The House amendment proposal would ask voters if the Constitution should be changed to say that laws limiting marriage to between a man and a woman do not violate the Constitution.
Sen. Randall Iwase (D, Waipahu) and nine other senators have also co-sponsored an amendment bill designed to eliminate the Supreme Court's justification for finding the ban on gay marriage unconstitutional.
It says the term "sex" in the state Constitution cannot be interpreted in a way that prohibits the state from defining marriage as a union between a man and a woman.
Both the House and Senate are considering proposals to grant limited benefits to people who live together but cannot legally marry each other.

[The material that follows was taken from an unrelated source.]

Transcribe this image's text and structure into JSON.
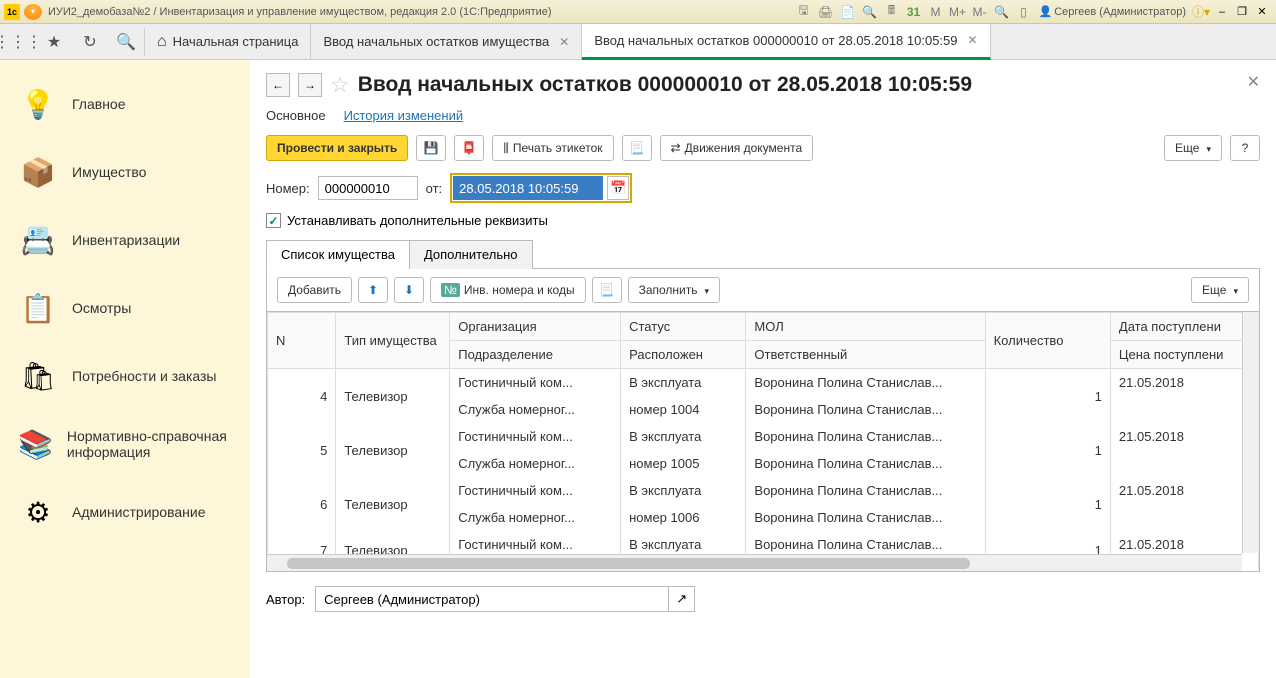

The proposals apply to gay and lesbian couples, as well as to relatives, such as a widowed mother sharing a home with her unmarried son.
In the House, Souki's "reciprocal beneficiaries" measure would give such couples inheritance rights along with the right to visit each other in the hospital and make health-care decisions, to hold property together and to sue for wrongful death.
The Senate measure allows for joint filing of state tax returns, death and retirement benefits and wrongful death lawsuits.
Senate Judiciary Co-Chairman Matt Matsunaga said he and fellow Co-Chairman Avery Chumbley will sponsor a package that combines a constitutional amendment with certain rights and benefits that apply to homosexual couples.
Matsunaga said the committee will hold a hearing on same-sex marriage soon but that no date has been set.